What you are asked to do: Could you return every line of the records below that contains the word "error"?

Dataset rows for apps and sites:
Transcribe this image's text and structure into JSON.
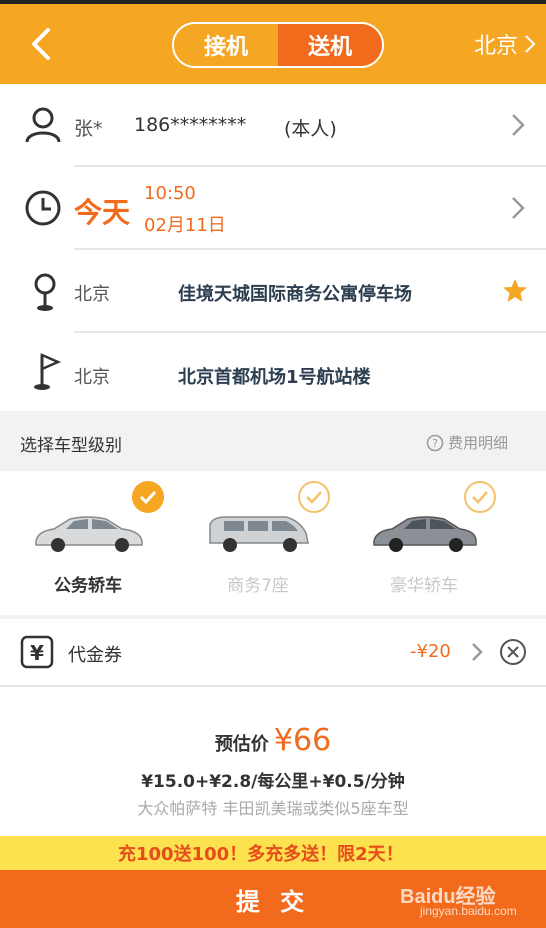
{
  "header": {
    "tabs": [
      {
        "label": "接机",
        "active": false
      },
      {
        "label": "送机",
        "active": true
      }
    ],
    "city": "北京"
  },
  "passenger": {
    "name": "张*",
    "phone": "186********",
    "tag": "(本人)"
  },
  "time": {
    "day": "今天",
    "clock": "10:50",
    "date": "02月11日"
  },
  "from": {
    "city": "北京",
    "place": "佳境天城国际商务公寓停车场"
  },
  "to": {
    "city": "北京",
    "place": "北京首都机场1号航站楼"
  },
  "car_section": {
    "title": "选择车型级别",
    "fee_detail": "费用明细"
  },
  "cars": [
    {
      "label": "公务轿车",
      "selected": true
    },
    {
      "label": "商务7座",
      "selected": false
    },
    {
      "label": "豪华轿车",
      "selected": false
    }
  ],
  "coupon": {
    "label": "代金券",
    "amount": "-¥20"
  },
  "estimate": {
    "prefix": "预估价",
    "price": "¥66",
    "formula": "¥15.0+¥2.8/每公里+¥0.5/分钟",
    "models": "大众帕萨特 丰田凯美瑞或类似5座车型"
  },
  "banner": "充100送100！多充多送！限2天！",
  "submit_label": "提 交",
  "watermark": {
    "brand": "Baidu经验",
    "url": "jingyan.baidu.com"
  },
  "colors": {
    "accent": "#f5a623",
    "primary": "#f26b1d",
    "banner": "#fde24f"
  }
}
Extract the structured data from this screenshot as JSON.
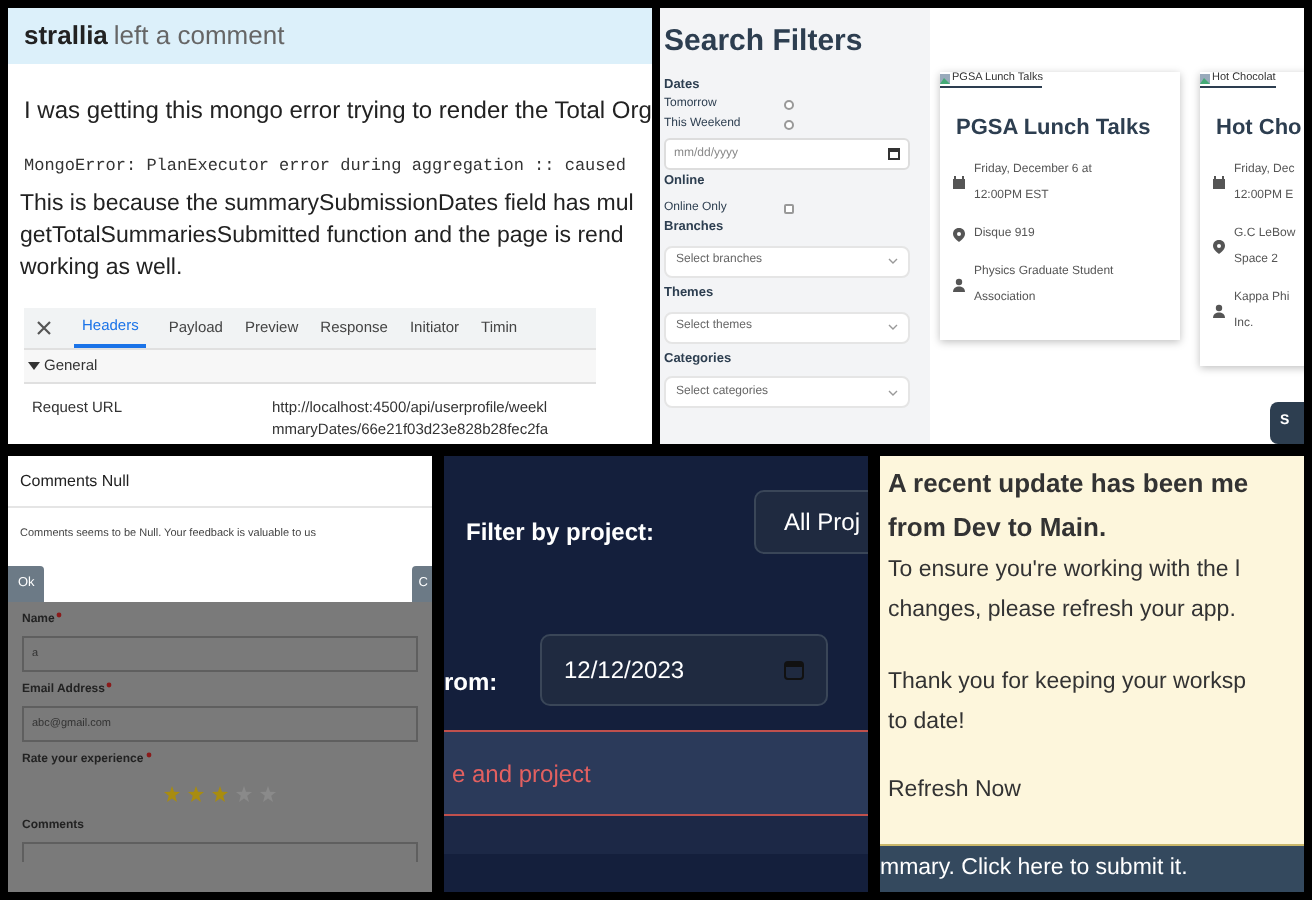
{
  "comment_panel": {
    "author": "strallia",
    "action": "left a comment",
    "paragraph_1": "I was getting this mongo error trying to render the Total Org",
    "code": "MongoError: PlanExecutor error during aggregation :: caused",
    "paragraph_2_lines": [
      "This is because the summarySubmissionDates field has mul",
      "getTotalSummariesSubmitted function and the page is rend",
      "working as well."
    ],
    "devtools": {
      "tabs": [
        {
          "label": "Headers",
          "selected": true
        },
        {
          "label": "Payload",
          "selected": false
        },
        {
          "label": "Preview",
          "selected": false
        },
        {
          "label": "Response",
          "selected": false
        },
        {
          "label": "Initiator",
          "selected": false
        },
        {
          "label": "Timin",
          "selected": false
        }
      ],
      "section": {
        "label": "General",
        "expanded": true
      },
      "row": {
        "label": "Request URL",
        "value_lines": [
          "http://localhost:4500/api/userprofile/weekl",
          "mmaryDates/66e21f03d23e828b28fec2fa"
        ]
      }
    }
  },
  "search_panel": {
    "title": "Search Filters",
    "dates": {
      "label": "Dates",
      "options": [
        {
          "label": "Tomorrow",
          "checked": false
        },
        {
          "label": "This Weekend",
          "checked": false
        }
      ],
      "date_placeholder": "mm/dd/yyyy"
    },
    "online": {
      "label": "Online",
      "option": {
        "label": "Online Only",
        "checked": false
      }
    },
    "selects": [
      {
        "label": "Branches",
        "placeholder": "Select branches"
      },
      {
        "label": "Themes",
        "placeholder": "Select themes"
      },
      {
        "label": "Categories",
        "placeholder": "Select categories"
      }
    ],
    "cards": [
      {
        "image_alt": "PGSA Lunch Talks",
        "title": "PGSA Lunch Talks",
        "date_lines": [
          "Friday, December 6 at",
          "12:00PM EST"
        ],
        "location_lines": [
          "Disque 919"
        ],
        "organizer_lines": [
          "Physics Graduate Student",
          "Association"
        ]
      },
      {
        "image_alt": "Hot Chocolat",
        "title": "Hot Cho",
        "date_lines": [
          "Friday, Dec",
          "12:00PM E"
        ],
        "location_lines": [
          "G.C LeBow",
          "Space 2"
        ],
        "organizer_lines": [
          "Kappa Phi",
          "Inc."
        ]
      }
    ],
    "button": "S"
  },
  "feedback_panel": {
    "dialog": {
      "title": "Comments Null",
      "message": "Comments seems to be Null. Your feedback is valuable to us",
      "buttons": [
        "Ok",
        "C"
      ]
    },
    "fields": [
      {
        "label": "Name",
        "required": true,
        "value": "a"
      },
      {
        "label": "Email Address",
        "required": true,
        "value": "abc@gmail.com"
      }
    ],
    "rating": {
      "label": "Rate your experience",
      "required": true,
      "stars": 3
    },
    "comments_label": "Comments"
  },
  "filter_panel": {
    "project_label": "Filter by project:",
    "project_value": "All Proj",
    "date_label": "rom:",
    "date_value": "12/12/2023",
    "error": "e and project"
  },
  "update_panel": {
    "heading_lines": [
      "A recent update has been me",
      "from Dev to Main."
    ],
    "text_lines": [
      "To ensure you're working with the l",
      "changes, please refresh your app."
    ],
    "thanks_lines": [
      "Thank you for keeping your worksp",
      "to date!"
    ],
    "link": "Refresh Now",
    "banner": "mmary. Click here to submit it."
  }
}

Solution for this exercise:
    "paragraph_1": "I was getting this mongo error trying to render the Total Org",
    "code": "MongoError: PlanExecutor error during aggregation :: caused",
    "error": "e and project"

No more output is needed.